08/29/13 2:00pm

Biala_San Giorgio Venice_1954 resized

Polish-born painter Janice Biala (1903-2000) was known for her intimate interiors, powerful landscapes and personal portraits of famous artists she befriended, such as Willem de Kooning. Living in New York City and Paris, she was part of the abstract expressionism and modernism movements that transformed 20th century art. On September 12th, the Godwin-Ternbach Museum will open Biala: Vision and Memory, the first comprehensive survey of the artist’s seven-decade career. The exhibit will feature 50 paintings, collages and drawings as well as books by English author Ford Madox Ford for which Biala provided illustrations and photographs. Plus, a biographical documentary, which was filmed in Biala’s studio in 1994, will continuously screen. On opening night, guest curator Diane Kelder, a professor emerita of art history at CUNY Graduate Center, will lead a walk-through. Then, Kelder, art critic Mary Maxwell, Biala’s estate curator Jason Andrew and Godwin-Ternbach Director Amy Winter will lecture on Biala and related topics before the exhibit closes on October 27th.

Details: Biala: Vision and Memory, Godwin-Ternbach Museum, Queens College’s Klapper Hall, Room 405, 65-30 Kissena Boulevard, Flushing, September 12th through October 27th, 11 am to 7 pm (Monday through Thursday) and 11 am to 5 pm (Saturday), free. Click here then scroll down for information on lecture dates and times.

Photo courtesy of Godwin-Ternbach Museum

08/27/12 3:00pm

Image source: 1940s New York

Have you ever heard of Nassau Heights in Queens? Today, it’s known as Middle Village. Did you know that Woodside was once called Woodside-Winfield?
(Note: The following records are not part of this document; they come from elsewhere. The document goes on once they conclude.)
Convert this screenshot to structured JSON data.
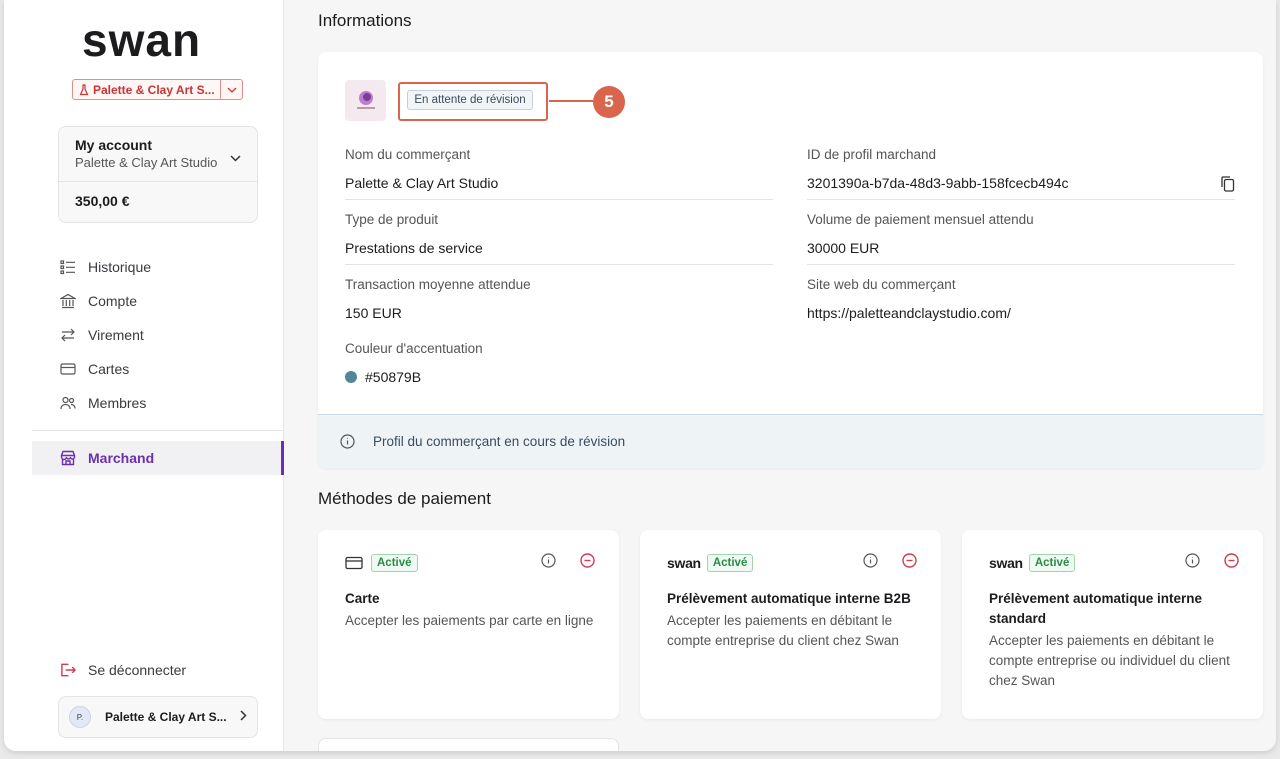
{
  "sidebar": {
    "brand": "swan",
    "project_name": "Palette & Clay Art S...",
    "account": {
      "title": "My account",
      "holder": "Palette & Clay Art Studio",
      "balance": "350,00 €"
    },
    "nav": [
      {
        "label": "Historique",
        "icon": "history-list-icon"
      },
      {
        "label": "Compte",
        "icon": "bank-icon"
      },
      {
        "label": "Virement",
        "icon": "transfer-arrows-icon"
      },
      {
        "label": "Cartes",
        "icon": "card-icon"
      },
      {
        "label": "Membres",
        "icon": "members-icon"
      }
    ],
    "active_item": {
      "label": "Marchand",
      "icon": "storefront-icon"
    },
    "logout_label": "Se déconnecter",
    "user": {
      "initials": "P.",
      "name": "Palette & Clay Art S..."
    }
  },
  "main": {
    "info_title": "Informations",
    "status_badge": "En attente de révision",
    "callout_number": "5",
    "fields": {
      "merchant_name": {
        "label": "Nom du commerçant",
        "value": "Palette & Clay Art Studio"
      },
      "profile_id": {
        "label": "ID de profil marchand",
        "value": "3201390a-b7da-48d3-9abb-158fcecb494c"
      },
      "product_type": {
        "label": "Type de produit",
        "value": "Prestations de service"
      },
      "monthly_volume": {
        "label": "Volume de paiement mensuel attendu",
        "value": "30000 EUR"
      },
      "avg_transaction": {
        "label": "Transaction moyenne attendue",
        "value": "150 EUR"
      },
      "website": {
        "label": "Site web du commerçant",
        "value": "https://paletteandclaystudio.com/"
      },
      "accent_color": {
        "label": "Couleur d'accentuation",
        "value": "#50879B"
      }
    },
    "notice": "Profil du commerçant en cours de révision",
    "payment_title": "Méthodes de paiement",
    "payment_methods": [
      {
        "brand": "",
        "icon": "card-icon",
        "status": "Activé",
        "title": "Carte",
        "description": "Accepter les paiements par carte en ligne"
      },
      {
        "brand": "swan",
        "icon": "",
        "status": "Activé",
        "title": "Prélèvement automatique interne B2B",
        "description": "Accepter les paiements en débitant le compte entreprise du client chez Swan"
      },
      {
        "brand": "swan",
        "icon": "",
        "status": "Activé",
        "title": "Prélèvement automatique interne standard",
        "description": "Accepter les paiements en débitant le compte entreprise ou individuel du client chez Swan"
      }
    ]
  },
  "colors": {
    "accent_purple": "#6b2fb3",
    "callout": "#d9654d",
    "merchant_accent": "#50879B",
    "danger": "#d23b55",
    "active_green": "#2c8a45"
  }
}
Welcome to 1940s New York, when the Queensbridge Houses were a new development, and Astoria was a predominately Italian and German neighborhood (the Greek population didn’t peak until the 1970s). (more…)